This story originally appeared in the Dealernews August 2010 issue.
Last month I wrote about the tracking of three key measures in service: productivity, efficiency and proficiency. Now let’s see what we can do to improve each area.
Productivity: Remember, this is a rating of how well we keep the techs busy on billable work. Work can be both external and internal. External work is normally referred to as customer jobs. Internal work is performed for other departments in the store. For example, refurbishing a used vehicle for sales would be internal. You may also do sublet work for other shops such as machining or dyno tuning.
One could say the path to great productivity starts with the adage “Nothing comes for free” — or, in your case, almost nothing. Your goal should be to charge for at least 90 percent of work that service performs, whether it’s the good ol’ guy who has done your window cleaning for the last 10 years (external work) or the dealership owner who needs an accessory installed on his rider bike (internal). The labor rate may vary, as it should for special customers, but the work should not be done for free and must be tracked. As for the other 10 percent — the freebie where you fix a comeback, do a favor for your best customer, or have techs help unload a semi — the fact is there are times where it’s just good business and good teamwork to help out, without having your hand out.
Achieving good productivity relies mostly on the service writer’s ability to load the schedule — to keep the techs from being idle.
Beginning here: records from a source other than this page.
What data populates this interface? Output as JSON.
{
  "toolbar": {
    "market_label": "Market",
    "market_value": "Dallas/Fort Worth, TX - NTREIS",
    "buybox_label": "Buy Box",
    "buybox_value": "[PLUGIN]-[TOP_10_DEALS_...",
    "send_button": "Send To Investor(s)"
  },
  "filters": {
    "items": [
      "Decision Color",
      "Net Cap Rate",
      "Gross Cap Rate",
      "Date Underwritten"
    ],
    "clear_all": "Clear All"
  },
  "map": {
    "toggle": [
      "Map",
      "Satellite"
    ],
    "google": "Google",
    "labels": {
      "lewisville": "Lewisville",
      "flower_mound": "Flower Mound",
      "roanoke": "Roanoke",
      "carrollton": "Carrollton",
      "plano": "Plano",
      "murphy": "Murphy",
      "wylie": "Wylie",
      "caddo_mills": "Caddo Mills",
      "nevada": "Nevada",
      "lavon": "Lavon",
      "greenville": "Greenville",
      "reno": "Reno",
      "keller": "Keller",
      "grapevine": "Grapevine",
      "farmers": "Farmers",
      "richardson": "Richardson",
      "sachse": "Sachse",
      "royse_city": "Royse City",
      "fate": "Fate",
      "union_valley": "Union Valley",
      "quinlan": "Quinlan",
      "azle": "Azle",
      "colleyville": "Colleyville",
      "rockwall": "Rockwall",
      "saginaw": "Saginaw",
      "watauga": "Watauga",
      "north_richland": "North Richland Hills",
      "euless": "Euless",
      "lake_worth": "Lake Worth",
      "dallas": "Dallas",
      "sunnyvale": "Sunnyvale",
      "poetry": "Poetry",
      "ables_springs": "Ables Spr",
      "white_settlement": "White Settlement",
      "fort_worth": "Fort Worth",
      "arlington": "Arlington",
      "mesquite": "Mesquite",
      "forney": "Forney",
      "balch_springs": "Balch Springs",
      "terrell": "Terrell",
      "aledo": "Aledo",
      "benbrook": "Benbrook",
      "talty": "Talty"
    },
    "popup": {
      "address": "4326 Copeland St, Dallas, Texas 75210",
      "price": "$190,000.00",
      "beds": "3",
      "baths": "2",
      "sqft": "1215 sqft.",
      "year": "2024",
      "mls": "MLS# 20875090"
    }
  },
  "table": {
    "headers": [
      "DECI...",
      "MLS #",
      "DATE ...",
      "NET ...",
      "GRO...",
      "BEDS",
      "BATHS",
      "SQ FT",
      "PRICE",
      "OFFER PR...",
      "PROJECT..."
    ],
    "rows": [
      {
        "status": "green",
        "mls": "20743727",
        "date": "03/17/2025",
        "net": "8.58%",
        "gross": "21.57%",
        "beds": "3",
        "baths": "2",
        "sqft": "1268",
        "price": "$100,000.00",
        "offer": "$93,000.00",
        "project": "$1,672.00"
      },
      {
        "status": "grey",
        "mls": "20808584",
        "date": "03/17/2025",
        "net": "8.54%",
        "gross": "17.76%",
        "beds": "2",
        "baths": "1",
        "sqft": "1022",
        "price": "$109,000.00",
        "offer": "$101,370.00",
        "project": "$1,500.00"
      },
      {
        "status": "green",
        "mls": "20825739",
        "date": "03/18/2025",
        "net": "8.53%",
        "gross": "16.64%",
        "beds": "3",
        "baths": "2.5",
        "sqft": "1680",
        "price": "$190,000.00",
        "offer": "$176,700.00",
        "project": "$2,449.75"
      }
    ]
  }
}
Productive shops:
• maintain a seasonally adjusted emergency allowance factor that doesn’t hold back too much time for emergencies such as broken-down travelers (a guide, not a rule, to keep the daily schedule full is to use about a 50 percent allowance in the summer and a zero allowance in the fall and winter) and
• have backup work that they can roll into the work area anytime regular work runs low. Examples:
o Used-bike refurbishment (coordinate through the sales department)
o Accessorize new bikes (coordinate through the sales/parts departments)
o Wreck bike repairs
o No-rush customer bikes (always ask customers when they want their bikes back)
o Winter storage vehicles (probably the single most lucrative thing a snowbelt shop can do to maintain productivity)
o Fix-it work such as reorganizing take-off parts, verifying and destroying warranty parts, equipment maintenance, and painting and remodeling.
Efficiency is all about how quickly techs can correctly complete the job as compared to the labor being charged. If the tech completes a job in 60 minutes and you charge for 60 minutes, he or she is 100 percent efficient. If it’s an entry-level tech, the completion time (actual hours) will likely be closer to 120 minutes, meaning the tech is only 50 percent efficient.
What makes a tech efficient? The following are a few of the best practices I’ve witnessed.
• Experience and desire come first. The experience of having done the job several times and the desire to do it better and faster each time. Not every tech possesses both traits.
• Zero redundancy. Great techs work around the bike like a clock, performing tasks as they go and rarely retracing their steps.
• Pulling all tools needed for routine services in one effort. Some techs color-code their tools for routine jobs to eliminate excess trips to the toolbox.
• Having all tools for the job close at hand. The tech’s duty is to accumulate all hand tools necessary. The shop’s is to provide all special tools and equipment in good working order and within easy access. Case in point: Shops often spend thousands on a dyno room that rarely gets used because the dyno configuration makes it too much trouble to roll bikes on and off. Suggestion: Hold a meeting with all techs and ask them what equipment could be moved or upgraded to save them time. The results could make the whole shop more efficient.
• Two lifts per tech is a good idea because the average time to roll a bike off and another on when parts or an approval are needed is 12 to 18 minutes. It’s more efficient to turn around and start working on the bike that’s waiting.
• Having a porter roll the bikes to and from the techs’ areas saves time, as does having a parts-to-service liaison. The first step for the liaison is to stage all parts needed a couple of days before each appointment in separate bins identified by customer or VIN.
• An alert system techs can use to signal the service advisor they need assistance (parts, emergency work approval, etc.) without having to leave their work area saves precious time. One shop I saw used a flag system. When the tech put the flag up it meant he or she needed help, and the advisor came a-callin’.
• Realize you can’t be efficient with customers hanging around the techs. Use the insurance issue excuse and have them wait elsewhere.
Proficiency, as stated last month, is a product of productivity and efficiency. If you load the shop with work and your techs can complete the work efficiently, the shop will enjoy a good proficiency rating. This does not guarantee you’ll make a profit, of course, as other things come into play such as your parts sales and other costs of doing business. Look for future articles that address these areas. Send your requests to email@example.com or firstname.lastname@example.org so I know what’s most important to you.